§ WORK TO COMPLETE: Make an exact copy of the entries, taking out every picture.
╭─ INPUT RECORDS
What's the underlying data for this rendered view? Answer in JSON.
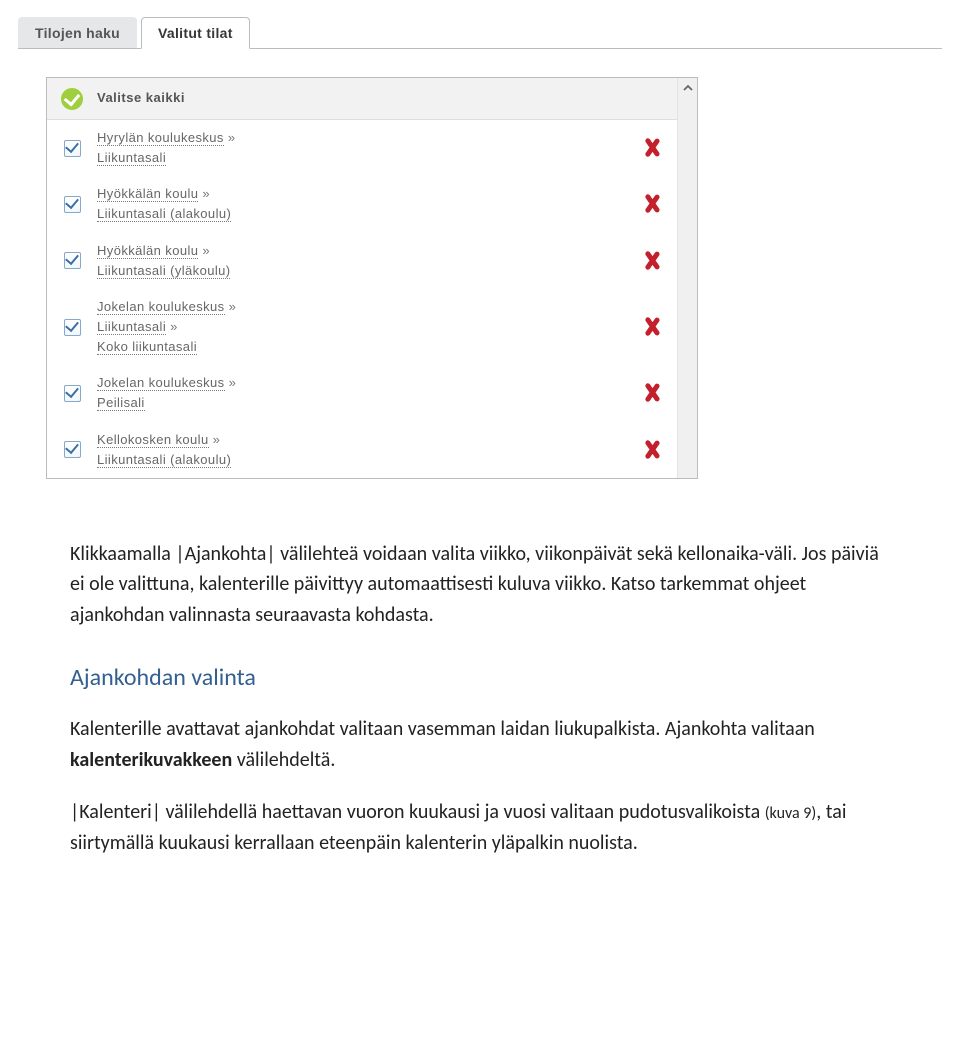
{
  "tabs": {
    "search_tab": "Tilojen haku",
    "selected_tab": "Valitut tilat"
  },
  "list": {
    "select_all": "Valitse kaikki",
    "separator": " »",
    "items": [
      {
        "lines": [
          "Hyrylän koulukeskus",
          "Liikuntasali"
        ]
      },
      {
        "lines": [
          "Hyökkälän koulu",
          "Liikuntasali (alakoulu)"
        ]
      },
      {
        "lines": [
          "Hyökkälän koulu",
          "Liikuntasali (yläkoulu)"
        ]
      },
      {
        "lines": [
          "Jokelan koulukeskus",
          "Liikuntasali",
          "Koko liikuntasali"
        ]
      },
      {
        "lines": [
          "Jokelan koulukeskus",
          "Peilisali"
        ]
      },
      {
        "lines": [
          "Kellokosken koulu",
          "Liikuntasali (alakoulu)"
        ]
      }
    ]
  },
  "doc": {
    "p1a": "Klikkaamalla |Ajankohta| välilehteä voidaan valita viikko, viikonpäivät sekä kellonaika-väli. Jos päiviä ei ole valittuna, kalenterille päivittyy automaattisesti kuluva viikko. Katso tarkemmat ohjeet ajankohdan valinnasta seuraavasta kohdasta.",
    "heading": "Ajankohdan valinta",
    "p2_pre": "Kalenterille avattavat ajankohdat valitaan vasemman laidan liukupalkista. Ajankohta valitaan ",
    "p2_strong": "kalenterikuvakkeen",
    "p2_post": " välilehdeltä.",
    "p3_pre": "|Kalenteri| välilehdellä haettavan vuoron kuukausi ja vuosi valitaan pudotusvalikoista ",
    "p3_small": "(kuva 9)",
    "p3_post": ", tai siirtymällä kuukausi kerrallaan eteenpäin kalenterin yläpalkin nuolista."
  }
}
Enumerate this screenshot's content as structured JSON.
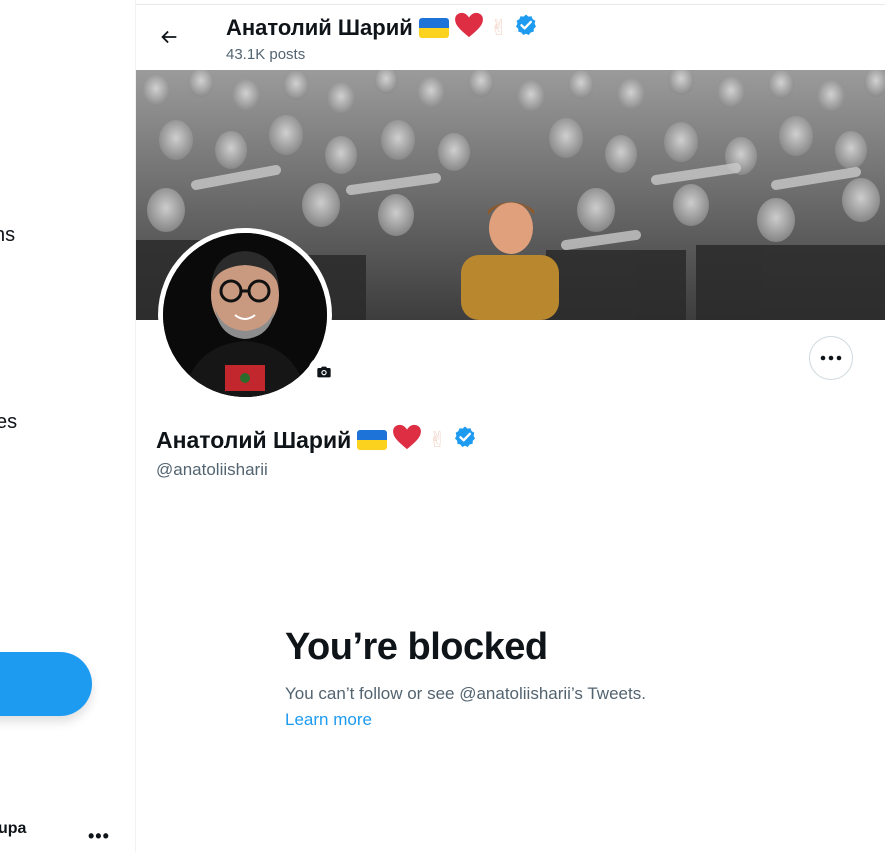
{
  "nav": {
    "item_partial_1": "ns",
    "item_partial_2": "es",
    "account_name_partial": "upa",
    "account_more": "•••"
  },
  "header": {
    "name": "Анатолий Шарий",
    "posts": "43.1K posts"
  },
  "profile": {
    "name": "Анатолий Шарий",
    "handle": "@anatoliisharii",
    "emojis": [
      "ukraine-flag",
      "red-heart",
      "victory-hand",
      "verified-badge"
    ]
  },
  "blocked": {
    "title": "You’re blocked",
    "description": "You can’t follow or see @anatoliisharii’s Tweets.",
    "link": "Learn more"
  },
  "colors": {
    "accent": "#1d9bf0",
    "secondary_text": "#536471",
    "flag_blue": "#1d73d8",
    "flag_yellow": "#fbd21e",
    "heart": "#dd2e44"
  }
}
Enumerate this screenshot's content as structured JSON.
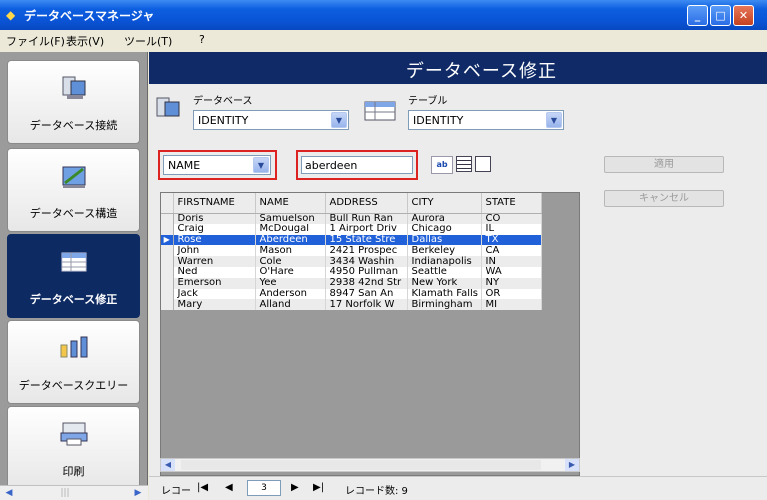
{
  "window": {
    "title": "データベースマネージャ"
  },
  "menu": [
    "ファイル(F)",
    "表示(V)",
    "ツール(T)",
    "?"
  ],
  "nav_items": [
    {
      "label": "データベース接続",
      "icon": "db-connect-icon",
      "active": false
    },
    {
      "label": "データベース構造",
      "icon": "db-structure-icon",
      "active": false
    },
    {
      "label": "データベース修正",
      "icon": "db-edit-icon",
      "active": true
    },
    {
      "label": "データベースクエリー",
      "icon": "db-query-icon",
      "active": false
    },
    {
      "label": "印刷",
      "icon": "print-icon",
      "active": false
    }
  ],
  "header": {
    "title": "データベース修正"
  },
  "database": {
    "label": "データベース",
    "value": "IDENTITY"
  },
  "table": {
    "label": "テーブル",
    "value": "IDENTITY"
  },
  "filter": {
    "field": "NAME",
    "value": "aberdeen"
  },
  "buttons": {
    "apply": "適用",
    "cancel": "キャンセル"
  },
  "grid": {
    "columns": [
      "FIRSTNAME",
      "NAME",
      "ADDRESS",
      "CITY",
      "STATE"
    ],
    "rows": [
      [
        "Doris",
        "Samuelson",
        "Bull Run Ran",
        "Aurora",
        "CO"
      ],
      [
        "Craig",
        "McDougal",
        "1 Airport Driv",
        "Chicago",
        "IL"
      ],
      [
        "Rose",
        "Aberdeen",
        "15 State Stre",
        "Dallas",
        "TX"
      ],
      [
        "John",
        "Mason",
        "2421 Prospec",
        "Berkeley",
        "CA"
      ],
      [
        "Warren",
        "Cole",
        "3434 Washin",
        "Indianapolis",
        "IN"
      ],
      [
        "Ned",
        "O'Hare",
        "4950 Pullman",
        "Seattle",
        "WA"
      ],
      [
        "Emerson",
        "Yee",
        "2938 42nd Str",
        "New York",
        "NY"
      ],
      [
        "Jack",
        "Anderson",
        "8947 San An",
        "Klamath Falls",
        "OR"
      ],
      [
        "Mary",
        "Alland",
        "17 Norfolk W",
        "Birmingham",
        "MI"
      ]
    ],
    "selected_row": 2
  },
  "navigator": {
    "label": "レコー",
    "page": "3",
    "count_label": "レコード数: 9"
  },
  "colors": {
    "header_bg": "#0f2a66",
    "selection": "#2060d8",
    "titlebar": "#0a54d6",
    "highlight_box": "#dd2222"
  }
}
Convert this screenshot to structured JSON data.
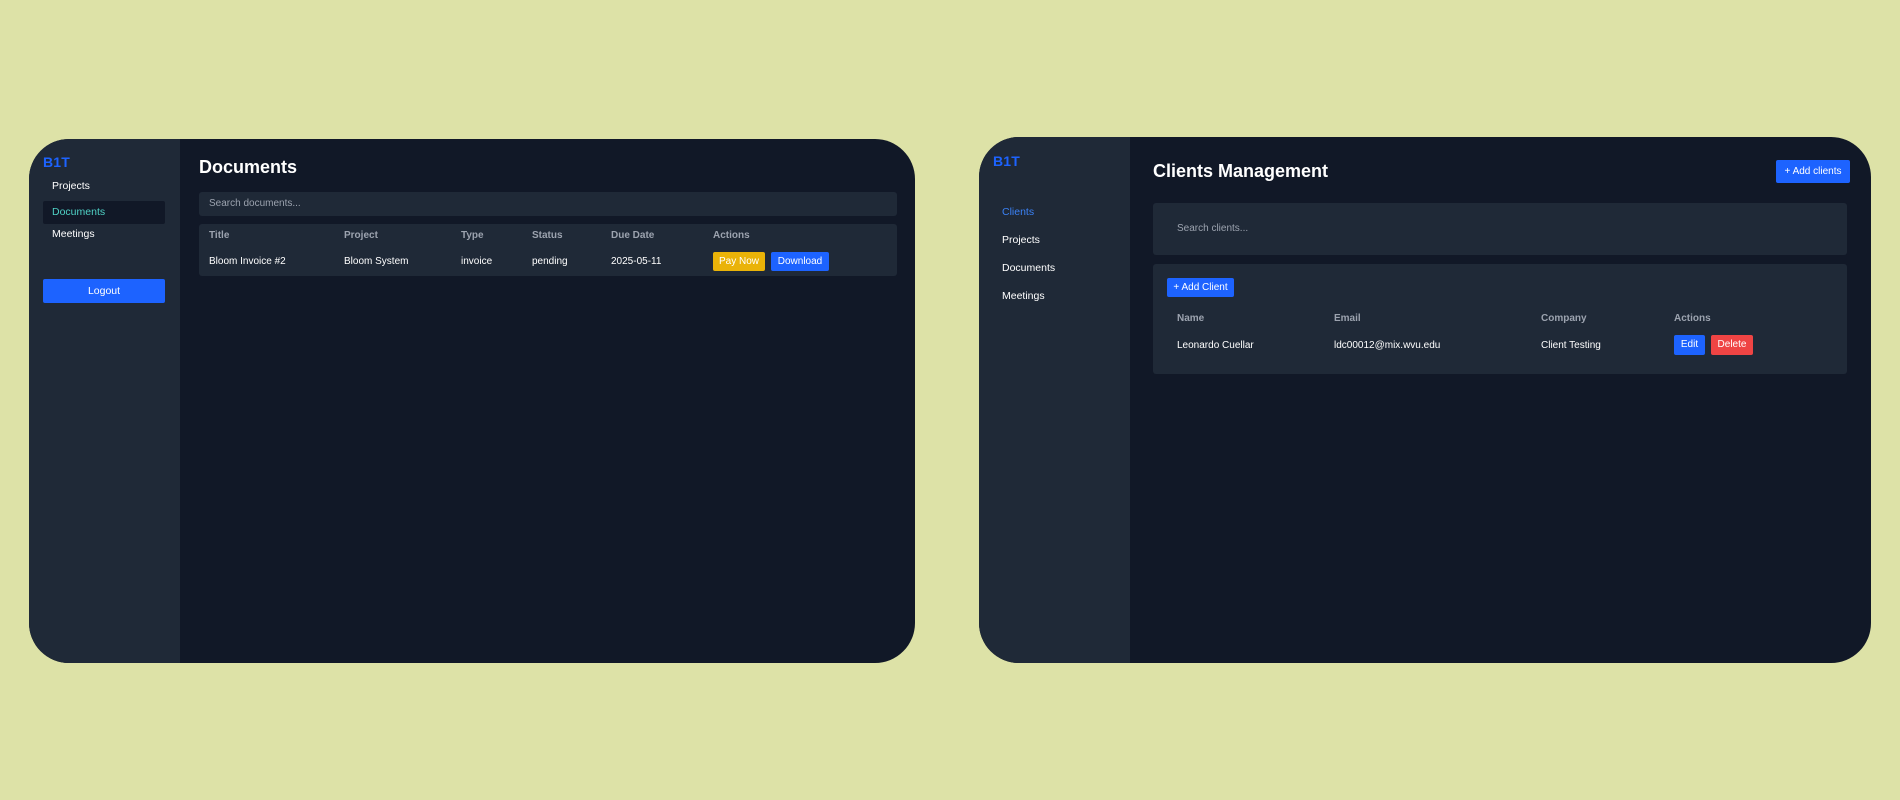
{
  "left_panel": {
    "logo": "B1T",
    "nav": [
      "Projects",
      "Documents",
      "Meetings"
    ],
    "logout_label": "Logout",
    "title": "Documents",
    "search_placeholder": "Search documents...",
    "table": {
      "headers": [
        "Title",
        "Project",
        "Type",
        "Status",
        "Due Date",
        "Actions"
      ],
      "rows": [
        {
          "title": "Bloom Invoice #2",
          "project": "Bloom System",
          "type": "invoice",
          "status": "pending",
          "due_date": "2025-05-11",
          "actions": [
            "Pay Now",
            "Download"
          ]
        }
      ]
    }
  },
  "right_panel": {
    "logo": "B1T",
    "nav": [
      "Clients",
      "Projects",
      "Documents",
      "Meetings"
    ],
    "title": "Clients Management",
    "add_top_label": "+ Add clients",
    "search_placeholder": "Search clients...",
    "add_inner_label": "+ Add Client",
    "table": {
      "headers": [
        "Name",
        "Email",
        "Company",
        "Actions"
      ],
      "rows": [
        {
          "name": "Leonardo Cuellar",
          "email": "ldc00012@mix.wvu.edu",
          "company": "Client Testing",
          "actions": [
            "Edit",
            "Delete"
          ]
        }
      ]
    }
  },
  "colors": {
    "background": "#dde2a7",
    "panel": "#111827",
    "sidebar": "#1f2937",
    "accent_blue": "#1d63ff",
    "active_teal": "#4fd1c5",
    "warning_yellow": "#eab308",
    "danger_red": "#ef4444"
  }
}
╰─
§ OUTPUT BELOW:
What's the underlying data for this rendered view? Answer in JSON.
{
  "tabs": {
    "search_tab": "Tilojen haku",
    "selected_tab": "Valitut tilat"
  },
  "list": {
    "select_all": "Valitse kaikki",
    "separator": " »",
    "items": [
      {
        "lines": [
          "Hyrylän koulukeskus",
          "Liikuntasali"
        ]
      },
      {
        "lines": [
          "Hyökkälän koulu",
          "Liikuntasali (alakoulu)"
        ]
      },
      {
        "lines": [
          "Hyökkälän koulu",
          "Liikuntasali (yläkoulu)"
        ]
      },
      {
        "lines": [
          "Jokelan koulukeskus",
          "Liikuntasali",
          "Koko liikuntasali"
        ]
      },
      {
        "lines": [
          "Jokelan koulukeskus",
          "Peilisali"
        ]
      },
      {
        "lines": [
          "Kellokosken koulu",
          "Liikuntasali (alakoulu)"
        ]
      }
    ]
  },
  "doc": {
    "p1a": "Klikkaamalla |Ajankohta| välilehteä voidaan valita viikko, viikonpäivät sekä kellonaika-väli. Jos päiviä ei ole valittuna, kalenterille päivittyy automaattisesti kuluva viikko. Katso tarkemmat ohjeet ajankohdan valinnasta seuraavasta kohdasta.",
    "heading": "Ajankohdan valinta",
    "p2_pre": "Kalenterille avattavat ajankohdat valitaan vasemman laidan liukupalkista. Ajankohta valitaan ",
    "p2_strong": "kalenterikuvakkeen",
    "p2_post": " välilehdeltä.",
    "p3_pre": "|Kalenteri| välilehdellä haettavan vuoron kuukausi ja vuosi valitaan pudotusvalikoista ",
    "p3_small": "(kuva 9)",
    "p3_post": ", tai siirtymällä kuukausi kerrallaan eteenpäin kalenterin yläpalkin nuolista."
  }
}
Enumerate this screenshot's content as structured JSON.
{
  "nav": {
    "item_partial_1": "ns",
    "item_partial_2": "es",
    "account_name_partial": "upa",
    "account_more": "•••"
  },
  "header": {
    "name": "Анатолий Шарий",
    "posts": "43.1K posts"
  },
  "profile": {
    "name": "Анатолий Шарий",
    "handle": "@anatoliisharii",
    "emojis": [
      "ukraine-flag",
      "red-heart",
      "victory-hand",
      "verified-badge"
    ]
  },
  "blocked": {
    "title": "You’re blocked",
    "description": "You can’t follow or see @anatoliisharii’s Tweets.",
    "link": "Learn more"
  },
  "colors": {
    "accent": "#1d9bf0",
    "secondary_text": "#536471",
    "flag_blue": "#1d73d8",
    "flag_yellow": "#fbd21e",
    "heart": "#dd2e44"
  }
}
Enumerate this screenshot's content as structured JSON.
{
  "window": {
    "title": "データベースマネージャ"
  },
  "menu": [
    "ファイル(F)",
    "表示(V)",
    "ツール(T)",
    "?"
  ],
  "nav_items": [
    {
      "label": "データベース接続",
      "icon": "db-connect-icon",
      "active": false
    },
    {
      "label": "データベース構造",
      "icon": "db-structure-icon",
      "active": false
    },
    {
      "label": "データベース修正",
      "icon": "db-edit-icon",
      "active": true
    },
    {
      "label": "データベースクエリー",
      "icon": "db-query-icon",
      "active": false
    },
    {
      "label": "印刷",
      "icon": "print-icon",
      "active": false
    }
  ],
  "header": {
    "title": "データベース修正"
  },
  "database": {
    "label": "データベース",
    "value": "IDENTITY"
  },
  "table": {
    "label": "テーブル",
    "value": "IDENTITY"
  },
  "filter": {
    "field": "NAME",
    "value": "aberdeen"
  },
  "buttons": {
    "apply": "適用",
    "cancel": "キャンセル"
  },
  "grid": {
    "columns": [
      "FIRSTNAME",
      "NAME",
      "ADDRESS",
      "CITY",
      "STATE"
    ],
    "rows": [
      [
        "Doris",
        "Samuelson",
        "Bull Run Ran",
        "Aurora",
        "CO"
      ],
      [
        "Craig",
        "McDougal",
        "1 Airport Driv",
        "Chicago",
        "IL"
      ],
      [
        "Rose",
        "Aberdeen",
        "15 State Stre",
        "Dallas",
        "TX"
      ],
      [
        "John",
        "Mason",
        "2421 Prospec",
        "Berkeley",
        "CA"
      ],
      [
        "Warren",
        "Cole",
        "3434 Washin",
        "Indianapolis",
        "IN"
      ],
      [
        "Ned",
        "O'Hare",
        "4950 Pullman",
        "Seattle",
        "WA"
      ],
      [
        "Emerson",
        "Yee",
        "2938 42nd Str",
        "New York",
        "NY"
      ],
      [
        "Jack",
        "Anderson",
        "8947 San An",
        "Klamath Falls",
        "OR"
      ],
      [
        "Mary",
        "Alland",
        "17 Norfolk W",
        "Birmingham",
        "MI"
      ]
    ],
    "selected_row": 2
  },
  "navigator": {
    "label": "レコー",
    "page": "3",
    "count_label": "レコード数: 9"
  },
  "colors": {
    "header_bg": "#0f2a66",
    "selection": "#2060d8",
    "titlebar": "#0a54d6",
    "highlight_box": "#dd2222"
  }
}
Convert this screenshot to structured JSON data.
{
  "left_panel": {
    "logo": "B1T",
    "nav": [
      "Projects",
      "Documents",
      "Meetings"
    ],
    "logout_label": "Logout",
    "title": "Documents",
    "search_placeholder": "Search documents...",
    "table": {
      "headers": [
        "Title",
        "Project",
        "Type",
        "Status",
        "Due Date",
        "Actions"
      ],
      "rows": [
        {
          "title": "Bloom Invoice #2",
          "project": "Bloom System",
          "type": "invoice",
          "status": "pending",
          "due_date": "2025-05-11",
          "actions": [
            "Pay Now",
            "Download"
          ]
        }
      ]
    }
  },
  "right_panel": {
    "logo": "B1T",
    "nav": [
      "Clients",
      "Projects",
      "Documents",
      "Meetings"
    ],
    "title": "Clients Management",
    "add_top_label": "+ Add clients",
    "search_placeholder": "Search clients...",
    "add_inner_label": "+ Add Client",
    "table": {
      "headers": [
        "Name",
        "Email",
        "Company",
        "Actions"
      ],
      "rows": [
        {
          "name": "Leonardo Cuellar",
          "email": "ldc00012@mix.wvu.edu",
          "company": "Client Testing",
          "actions": [
            "Edit",
            "Delete"
          ]
        }
      ]
    }
  },
  "colors": {
    "background": "#dde2a7",
    "panel": "#111827",
    "sidebar": "#1f2937",
    "accent_blue": "#1d63ff",
    "active_teal": "#4fd1c5",
    "warning_yellow": "#eab308",
    "danger_red": "#ef4444"
  }
}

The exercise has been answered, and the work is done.